Due to its ease at attracting retirees and those wishing to get away from harsh winters in other parts of the country, Florida has become a haven for senior citizens. With a high senior population, this brings about concerns for their safety behind the wheel. It is often assumed that as a person gets older, they naturally become worse at driving. However, this may not be entirely true.

The Insurance Information Institute reported additional requirements that must be met by older drivers in the state to help ensure they are still safe to drive and to hopefully reduce fatal auto accidents. The normal license renewal period in Florida is eight years, but for drivers who are 80 years old or older, the renewal period drops to six years. They are also required to pass a vision test at renewal.  The concern over fatal accidents and older drivers comes from the statistics. In fatal auto accidents, 17 percent of involved drivers were 65 or older in 2013. In addition, second only to young drivers, the group with the highest number of fatal accidents was seniors.

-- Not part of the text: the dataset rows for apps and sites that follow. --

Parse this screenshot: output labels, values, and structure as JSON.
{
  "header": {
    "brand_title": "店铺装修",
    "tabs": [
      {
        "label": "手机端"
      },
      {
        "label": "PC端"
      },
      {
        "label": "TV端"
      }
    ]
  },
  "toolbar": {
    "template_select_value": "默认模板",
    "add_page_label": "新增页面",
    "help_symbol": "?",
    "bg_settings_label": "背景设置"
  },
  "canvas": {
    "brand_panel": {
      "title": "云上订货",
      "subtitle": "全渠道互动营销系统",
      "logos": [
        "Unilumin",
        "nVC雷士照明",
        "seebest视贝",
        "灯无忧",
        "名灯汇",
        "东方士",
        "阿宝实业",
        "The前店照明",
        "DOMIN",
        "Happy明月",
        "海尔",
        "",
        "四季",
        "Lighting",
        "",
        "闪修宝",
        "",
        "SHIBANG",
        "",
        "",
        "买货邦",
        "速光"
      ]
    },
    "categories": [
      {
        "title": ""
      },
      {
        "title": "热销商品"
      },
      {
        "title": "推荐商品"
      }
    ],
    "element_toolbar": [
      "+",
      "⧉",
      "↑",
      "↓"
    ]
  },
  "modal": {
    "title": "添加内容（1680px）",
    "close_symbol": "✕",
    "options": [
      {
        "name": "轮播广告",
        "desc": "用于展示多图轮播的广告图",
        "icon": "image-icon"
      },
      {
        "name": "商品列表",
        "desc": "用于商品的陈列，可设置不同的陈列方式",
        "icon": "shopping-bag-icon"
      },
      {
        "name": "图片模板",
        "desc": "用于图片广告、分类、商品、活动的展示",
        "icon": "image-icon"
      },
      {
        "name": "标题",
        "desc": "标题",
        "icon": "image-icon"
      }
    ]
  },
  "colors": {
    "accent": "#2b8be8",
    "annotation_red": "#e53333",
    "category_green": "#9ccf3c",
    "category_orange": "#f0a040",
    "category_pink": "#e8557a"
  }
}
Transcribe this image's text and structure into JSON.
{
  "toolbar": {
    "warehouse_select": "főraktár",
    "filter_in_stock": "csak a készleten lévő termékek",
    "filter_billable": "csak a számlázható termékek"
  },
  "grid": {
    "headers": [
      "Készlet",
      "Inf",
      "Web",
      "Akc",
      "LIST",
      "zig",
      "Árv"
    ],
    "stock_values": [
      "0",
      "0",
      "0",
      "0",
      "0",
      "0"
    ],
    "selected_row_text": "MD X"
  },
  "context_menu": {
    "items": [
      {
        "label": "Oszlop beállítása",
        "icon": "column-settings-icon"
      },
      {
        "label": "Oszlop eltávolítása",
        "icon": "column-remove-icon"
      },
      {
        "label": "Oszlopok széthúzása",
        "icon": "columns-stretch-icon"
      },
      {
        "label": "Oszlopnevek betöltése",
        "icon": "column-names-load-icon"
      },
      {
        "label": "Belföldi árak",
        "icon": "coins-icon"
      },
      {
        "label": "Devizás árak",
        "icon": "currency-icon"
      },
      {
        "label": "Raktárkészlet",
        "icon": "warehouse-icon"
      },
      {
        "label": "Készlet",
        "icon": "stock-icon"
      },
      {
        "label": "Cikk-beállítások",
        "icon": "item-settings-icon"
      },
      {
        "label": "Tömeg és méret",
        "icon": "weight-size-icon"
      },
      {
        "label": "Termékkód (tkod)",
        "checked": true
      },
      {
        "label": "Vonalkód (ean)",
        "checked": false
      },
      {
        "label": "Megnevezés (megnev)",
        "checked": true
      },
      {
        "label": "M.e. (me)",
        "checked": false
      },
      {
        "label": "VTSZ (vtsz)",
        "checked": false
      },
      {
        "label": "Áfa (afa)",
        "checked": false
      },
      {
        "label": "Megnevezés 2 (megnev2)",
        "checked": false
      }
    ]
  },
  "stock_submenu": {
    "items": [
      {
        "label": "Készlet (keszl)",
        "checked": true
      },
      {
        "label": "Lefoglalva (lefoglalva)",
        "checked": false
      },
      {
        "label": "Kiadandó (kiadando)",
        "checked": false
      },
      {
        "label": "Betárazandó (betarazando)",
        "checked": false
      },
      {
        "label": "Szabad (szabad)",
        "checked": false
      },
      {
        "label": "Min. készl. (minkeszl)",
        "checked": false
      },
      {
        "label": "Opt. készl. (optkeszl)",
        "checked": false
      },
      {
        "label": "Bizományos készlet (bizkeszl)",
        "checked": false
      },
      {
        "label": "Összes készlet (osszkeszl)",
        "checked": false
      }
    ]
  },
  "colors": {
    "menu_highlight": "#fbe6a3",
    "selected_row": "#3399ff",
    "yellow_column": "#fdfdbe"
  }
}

Despite these figures, though, there is a lot of research that supports the fact that seniors may not actually be more likely to be involved in a fatal crash but that due to their physical conditions, they are simply more likely to obtain fatal injuries. The Centers for Disease Control and Prevention reports that the highest number of fatal accidents involving older drivers are for those over the age of 85 and furthermore, that at the age of 70, the rate begins to increase.

While there is no way to completely prevent the involvement of seniors in motor vehicle accidents, there are ways senior drivers can protect themselves. These things include not driving under the influence of alcohol or drugs, including any prescribed medications; always wearing a seatbelt; and driving during the day and when the pavement is dry.